■ Records provided:

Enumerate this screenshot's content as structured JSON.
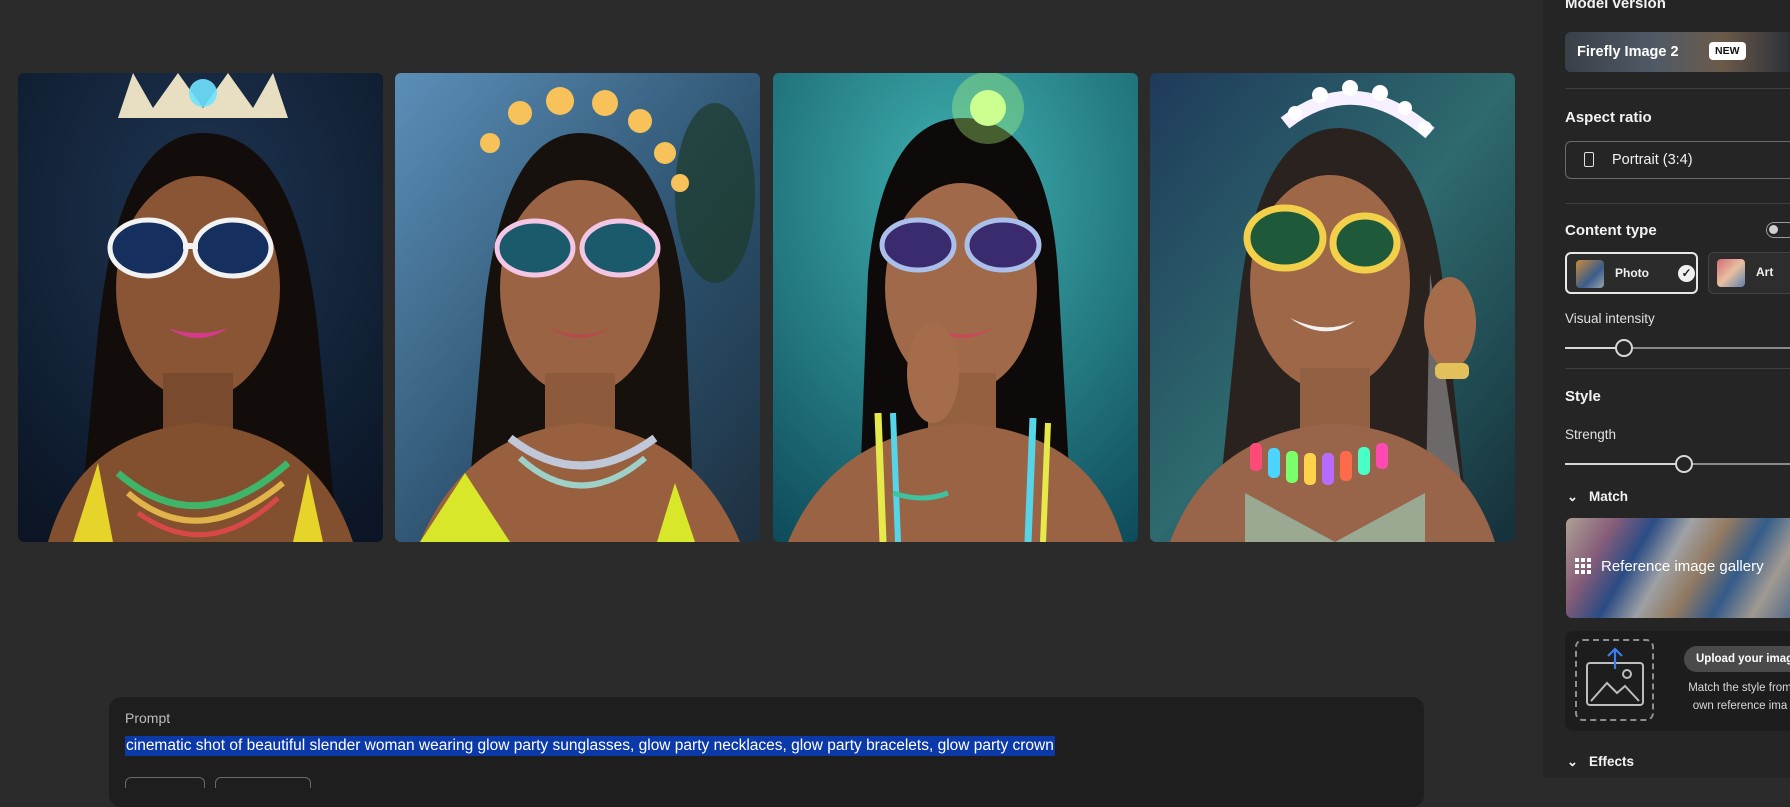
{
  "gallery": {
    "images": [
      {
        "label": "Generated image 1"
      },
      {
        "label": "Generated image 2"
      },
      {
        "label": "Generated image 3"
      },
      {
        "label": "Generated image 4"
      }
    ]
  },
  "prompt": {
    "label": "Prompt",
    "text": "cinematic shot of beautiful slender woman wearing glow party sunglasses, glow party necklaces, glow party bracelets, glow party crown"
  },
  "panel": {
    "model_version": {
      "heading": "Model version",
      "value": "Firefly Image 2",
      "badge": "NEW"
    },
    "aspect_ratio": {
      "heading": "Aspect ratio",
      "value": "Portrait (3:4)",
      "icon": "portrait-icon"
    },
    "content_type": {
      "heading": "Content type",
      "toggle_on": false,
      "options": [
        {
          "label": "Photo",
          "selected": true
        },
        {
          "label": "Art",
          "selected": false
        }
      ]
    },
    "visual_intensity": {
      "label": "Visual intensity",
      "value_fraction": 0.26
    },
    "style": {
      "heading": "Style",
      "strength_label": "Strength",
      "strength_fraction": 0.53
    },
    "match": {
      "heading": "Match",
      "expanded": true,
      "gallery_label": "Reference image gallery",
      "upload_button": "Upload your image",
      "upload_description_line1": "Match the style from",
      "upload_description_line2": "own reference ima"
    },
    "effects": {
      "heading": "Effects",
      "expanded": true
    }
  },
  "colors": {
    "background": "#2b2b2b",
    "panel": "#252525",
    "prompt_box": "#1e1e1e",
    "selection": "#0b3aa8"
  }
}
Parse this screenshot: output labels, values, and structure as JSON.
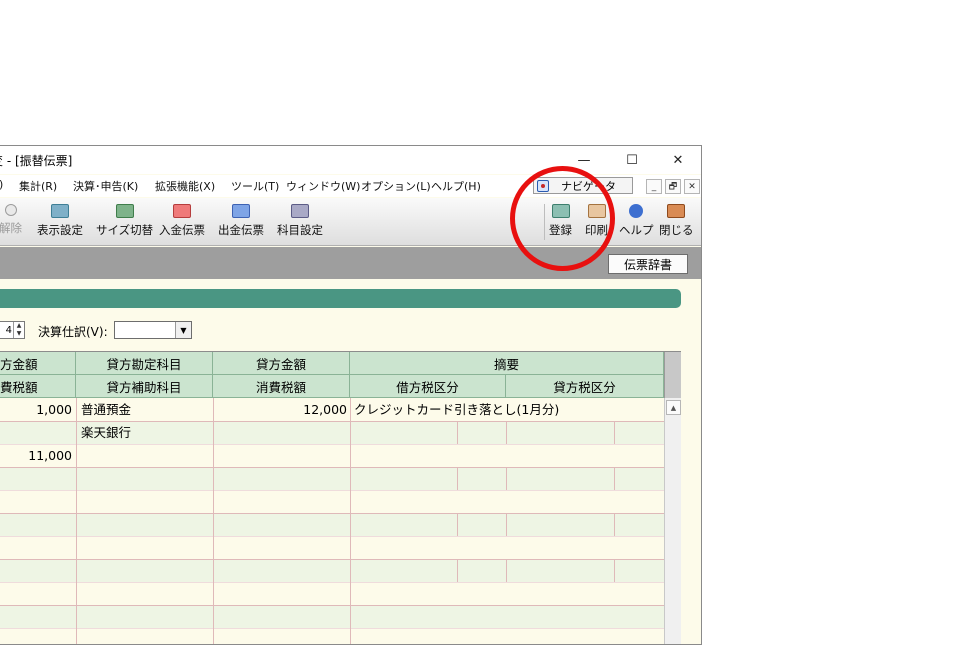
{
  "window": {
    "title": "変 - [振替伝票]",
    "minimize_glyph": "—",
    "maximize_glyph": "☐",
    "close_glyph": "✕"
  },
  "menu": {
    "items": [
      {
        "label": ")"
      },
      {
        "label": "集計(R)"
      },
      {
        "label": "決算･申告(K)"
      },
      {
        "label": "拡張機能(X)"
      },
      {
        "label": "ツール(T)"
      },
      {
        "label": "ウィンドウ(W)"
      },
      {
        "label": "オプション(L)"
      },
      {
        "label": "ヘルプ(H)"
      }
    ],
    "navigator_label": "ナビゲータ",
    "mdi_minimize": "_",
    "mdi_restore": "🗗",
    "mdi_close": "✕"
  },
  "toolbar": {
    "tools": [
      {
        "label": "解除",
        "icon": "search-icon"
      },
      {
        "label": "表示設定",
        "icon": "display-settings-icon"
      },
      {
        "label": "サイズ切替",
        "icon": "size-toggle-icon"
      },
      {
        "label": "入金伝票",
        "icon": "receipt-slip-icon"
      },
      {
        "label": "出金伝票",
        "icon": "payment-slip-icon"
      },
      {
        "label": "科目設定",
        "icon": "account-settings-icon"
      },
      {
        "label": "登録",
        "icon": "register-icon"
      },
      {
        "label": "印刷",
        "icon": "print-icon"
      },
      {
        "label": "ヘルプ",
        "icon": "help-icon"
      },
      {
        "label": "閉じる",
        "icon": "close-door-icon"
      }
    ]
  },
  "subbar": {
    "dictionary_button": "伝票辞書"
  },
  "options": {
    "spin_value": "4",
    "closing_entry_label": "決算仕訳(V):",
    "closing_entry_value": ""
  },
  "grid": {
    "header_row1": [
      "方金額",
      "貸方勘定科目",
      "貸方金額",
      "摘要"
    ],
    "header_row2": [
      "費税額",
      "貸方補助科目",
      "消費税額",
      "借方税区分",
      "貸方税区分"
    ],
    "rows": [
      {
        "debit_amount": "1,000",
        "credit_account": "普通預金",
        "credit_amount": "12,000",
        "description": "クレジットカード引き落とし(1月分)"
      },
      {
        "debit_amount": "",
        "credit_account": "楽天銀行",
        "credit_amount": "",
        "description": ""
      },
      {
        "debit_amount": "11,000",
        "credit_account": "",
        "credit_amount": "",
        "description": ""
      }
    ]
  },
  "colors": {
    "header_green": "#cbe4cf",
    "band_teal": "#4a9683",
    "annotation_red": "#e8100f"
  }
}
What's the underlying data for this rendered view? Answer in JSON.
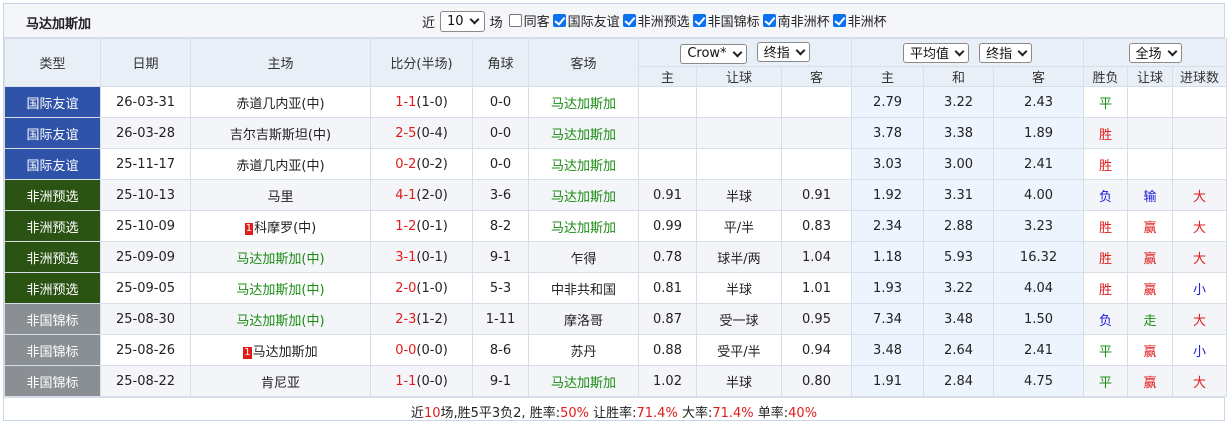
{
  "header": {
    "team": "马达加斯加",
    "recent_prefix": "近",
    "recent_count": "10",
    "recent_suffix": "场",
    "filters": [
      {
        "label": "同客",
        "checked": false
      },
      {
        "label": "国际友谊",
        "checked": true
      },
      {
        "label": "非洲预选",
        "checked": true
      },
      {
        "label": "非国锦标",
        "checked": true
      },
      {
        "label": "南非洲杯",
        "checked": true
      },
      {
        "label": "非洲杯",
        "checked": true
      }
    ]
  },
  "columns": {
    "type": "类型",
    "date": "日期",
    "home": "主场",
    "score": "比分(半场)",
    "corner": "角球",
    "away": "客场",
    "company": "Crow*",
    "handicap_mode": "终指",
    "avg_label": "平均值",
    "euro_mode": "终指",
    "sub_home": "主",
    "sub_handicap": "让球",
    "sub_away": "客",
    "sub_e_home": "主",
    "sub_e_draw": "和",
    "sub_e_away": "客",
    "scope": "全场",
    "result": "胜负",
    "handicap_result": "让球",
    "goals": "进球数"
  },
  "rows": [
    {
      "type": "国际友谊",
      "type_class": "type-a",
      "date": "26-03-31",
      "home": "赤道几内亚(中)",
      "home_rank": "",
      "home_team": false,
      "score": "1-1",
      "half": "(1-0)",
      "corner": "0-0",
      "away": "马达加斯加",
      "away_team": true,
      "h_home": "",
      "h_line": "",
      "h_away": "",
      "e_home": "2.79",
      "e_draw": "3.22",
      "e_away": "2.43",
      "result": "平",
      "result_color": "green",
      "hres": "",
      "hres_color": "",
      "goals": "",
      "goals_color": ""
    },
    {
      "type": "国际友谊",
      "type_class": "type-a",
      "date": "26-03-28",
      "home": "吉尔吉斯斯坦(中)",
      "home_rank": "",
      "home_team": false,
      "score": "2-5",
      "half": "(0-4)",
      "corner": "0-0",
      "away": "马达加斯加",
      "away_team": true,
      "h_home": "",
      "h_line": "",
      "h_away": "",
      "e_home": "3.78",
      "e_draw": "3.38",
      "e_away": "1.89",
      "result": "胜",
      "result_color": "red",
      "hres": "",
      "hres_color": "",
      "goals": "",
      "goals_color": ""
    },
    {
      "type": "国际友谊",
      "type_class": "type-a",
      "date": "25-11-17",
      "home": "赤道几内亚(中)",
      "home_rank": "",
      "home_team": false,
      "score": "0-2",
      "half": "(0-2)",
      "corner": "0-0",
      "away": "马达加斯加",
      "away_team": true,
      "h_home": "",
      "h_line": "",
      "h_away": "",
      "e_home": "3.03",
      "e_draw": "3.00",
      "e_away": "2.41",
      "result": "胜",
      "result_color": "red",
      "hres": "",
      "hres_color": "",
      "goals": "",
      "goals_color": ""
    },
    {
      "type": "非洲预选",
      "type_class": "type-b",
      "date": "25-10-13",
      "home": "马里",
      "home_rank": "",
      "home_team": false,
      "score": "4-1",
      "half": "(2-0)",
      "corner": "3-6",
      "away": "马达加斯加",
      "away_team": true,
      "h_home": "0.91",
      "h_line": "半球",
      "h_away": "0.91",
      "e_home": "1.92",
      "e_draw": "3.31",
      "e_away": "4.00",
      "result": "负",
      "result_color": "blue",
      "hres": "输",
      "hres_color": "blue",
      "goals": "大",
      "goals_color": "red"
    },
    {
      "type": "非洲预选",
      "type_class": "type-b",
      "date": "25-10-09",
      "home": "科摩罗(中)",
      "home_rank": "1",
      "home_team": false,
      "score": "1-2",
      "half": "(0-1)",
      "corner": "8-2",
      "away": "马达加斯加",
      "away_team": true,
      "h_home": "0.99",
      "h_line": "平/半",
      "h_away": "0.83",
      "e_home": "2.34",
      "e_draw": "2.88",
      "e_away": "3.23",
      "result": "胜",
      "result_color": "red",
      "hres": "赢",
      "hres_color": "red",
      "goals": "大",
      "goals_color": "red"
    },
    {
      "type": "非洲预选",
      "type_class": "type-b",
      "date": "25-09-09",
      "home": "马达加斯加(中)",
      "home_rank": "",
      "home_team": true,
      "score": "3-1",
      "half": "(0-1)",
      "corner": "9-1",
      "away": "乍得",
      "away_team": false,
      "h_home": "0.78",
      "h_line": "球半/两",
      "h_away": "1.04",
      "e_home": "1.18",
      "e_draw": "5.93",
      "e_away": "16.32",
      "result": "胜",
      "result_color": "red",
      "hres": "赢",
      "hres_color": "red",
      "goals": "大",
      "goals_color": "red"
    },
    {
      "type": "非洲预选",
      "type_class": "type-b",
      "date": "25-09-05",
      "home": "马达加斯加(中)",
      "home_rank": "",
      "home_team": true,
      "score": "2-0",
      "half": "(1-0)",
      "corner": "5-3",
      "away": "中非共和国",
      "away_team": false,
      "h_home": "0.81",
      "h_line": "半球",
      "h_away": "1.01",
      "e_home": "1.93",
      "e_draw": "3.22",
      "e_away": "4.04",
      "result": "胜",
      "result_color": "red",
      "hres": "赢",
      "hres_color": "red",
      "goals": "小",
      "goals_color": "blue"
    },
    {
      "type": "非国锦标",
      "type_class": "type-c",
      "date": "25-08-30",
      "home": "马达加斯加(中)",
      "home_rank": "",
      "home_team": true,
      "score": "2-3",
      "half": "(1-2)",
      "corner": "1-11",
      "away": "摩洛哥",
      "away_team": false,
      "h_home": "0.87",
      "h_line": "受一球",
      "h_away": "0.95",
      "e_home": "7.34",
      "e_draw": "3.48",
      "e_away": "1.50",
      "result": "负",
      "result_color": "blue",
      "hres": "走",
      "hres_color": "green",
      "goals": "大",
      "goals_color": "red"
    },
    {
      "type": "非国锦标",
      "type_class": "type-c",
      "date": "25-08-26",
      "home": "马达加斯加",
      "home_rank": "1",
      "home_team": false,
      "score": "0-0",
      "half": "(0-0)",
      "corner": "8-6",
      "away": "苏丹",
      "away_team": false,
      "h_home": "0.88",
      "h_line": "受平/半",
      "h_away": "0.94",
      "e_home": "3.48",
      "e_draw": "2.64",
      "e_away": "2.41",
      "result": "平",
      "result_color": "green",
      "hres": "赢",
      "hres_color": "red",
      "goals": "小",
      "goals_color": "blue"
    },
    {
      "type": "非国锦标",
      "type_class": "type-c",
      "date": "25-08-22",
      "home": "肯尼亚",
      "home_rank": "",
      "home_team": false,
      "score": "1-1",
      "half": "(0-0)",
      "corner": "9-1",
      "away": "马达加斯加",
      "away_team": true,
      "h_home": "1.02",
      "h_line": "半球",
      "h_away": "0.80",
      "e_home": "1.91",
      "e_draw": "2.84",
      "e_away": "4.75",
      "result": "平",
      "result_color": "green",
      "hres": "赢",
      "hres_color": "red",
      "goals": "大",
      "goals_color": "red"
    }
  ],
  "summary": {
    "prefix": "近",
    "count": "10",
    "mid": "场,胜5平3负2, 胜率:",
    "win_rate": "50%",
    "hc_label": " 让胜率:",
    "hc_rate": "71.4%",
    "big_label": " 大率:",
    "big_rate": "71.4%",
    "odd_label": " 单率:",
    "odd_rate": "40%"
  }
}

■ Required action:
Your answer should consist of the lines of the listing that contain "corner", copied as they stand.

■ Output of the exercise:
    "corner": "角球",
      "corner": "0-0",
      "corner": "0-0",
      "corner": "0-0",
      "corner": "3-6",
      "corner": "8-2",
      "corner": "9-1",
      "corner": "5-3",
      "corner": "1-11",
      "corner": "8-6",
      "corner": "9-1",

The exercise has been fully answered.